→ **What is required**: Extract, from the listing that follows, each line containing the word "name".

------ Provided data ------

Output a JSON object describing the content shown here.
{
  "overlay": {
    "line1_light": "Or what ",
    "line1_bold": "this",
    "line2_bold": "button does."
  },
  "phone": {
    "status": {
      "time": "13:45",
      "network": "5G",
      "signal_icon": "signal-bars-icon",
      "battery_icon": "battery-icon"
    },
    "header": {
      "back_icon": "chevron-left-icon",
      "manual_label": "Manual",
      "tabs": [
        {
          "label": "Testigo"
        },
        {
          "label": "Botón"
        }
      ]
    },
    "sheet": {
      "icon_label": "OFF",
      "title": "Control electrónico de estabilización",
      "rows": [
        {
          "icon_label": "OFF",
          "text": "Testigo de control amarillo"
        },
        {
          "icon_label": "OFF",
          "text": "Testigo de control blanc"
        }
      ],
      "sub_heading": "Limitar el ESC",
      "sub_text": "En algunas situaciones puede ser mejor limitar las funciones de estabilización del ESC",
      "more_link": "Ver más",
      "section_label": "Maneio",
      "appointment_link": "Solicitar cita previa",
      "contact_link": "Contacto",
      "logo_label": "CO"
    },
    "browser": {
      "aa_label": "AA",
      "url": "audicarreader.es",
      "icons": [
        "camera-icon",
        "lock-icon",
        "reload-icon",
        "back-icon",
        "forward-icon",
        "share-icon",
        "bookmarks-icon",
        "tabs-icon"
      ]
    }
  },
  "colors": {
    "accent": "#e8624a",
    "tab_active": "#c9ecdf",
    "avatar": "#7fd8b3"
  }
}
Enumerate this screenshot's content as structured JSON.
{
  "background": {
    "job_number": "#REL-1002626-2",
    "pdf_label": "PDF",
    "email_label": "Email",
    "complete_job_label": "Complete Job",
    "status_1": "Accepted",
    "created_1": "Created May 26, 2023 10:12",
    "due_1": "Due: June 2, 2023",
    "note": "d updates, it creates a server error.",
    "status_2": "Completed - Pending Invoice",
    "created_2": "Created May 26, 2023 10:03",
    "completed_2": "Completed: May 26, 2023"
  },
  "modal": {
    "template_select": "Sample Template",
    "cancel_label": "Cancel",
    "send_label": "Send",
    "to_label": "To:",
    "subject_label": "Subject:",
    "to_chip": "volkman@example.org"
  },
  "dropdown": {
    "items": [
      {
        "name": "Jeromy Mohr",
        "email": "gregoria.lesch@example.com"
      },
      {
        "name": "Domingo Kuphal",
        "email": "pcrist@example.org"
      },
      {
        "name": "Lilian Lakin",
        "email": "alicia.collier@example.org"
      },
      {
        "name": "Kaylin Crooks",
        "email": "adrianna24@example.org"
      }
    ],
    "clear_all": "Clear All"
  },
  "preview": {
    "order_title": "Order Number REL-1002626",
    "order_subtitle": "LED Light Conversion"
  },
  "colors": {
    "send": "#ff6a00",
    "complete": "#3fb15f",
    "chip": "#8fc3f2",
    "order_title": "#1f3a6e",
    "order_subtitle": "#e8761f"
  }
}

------

→ **The answer**:
        "name": "Jeromy Mohr",
        "name": "Domingo Kuphal",
        "name": "Lilian Lakin",
        "name": "Kaylin Crooks",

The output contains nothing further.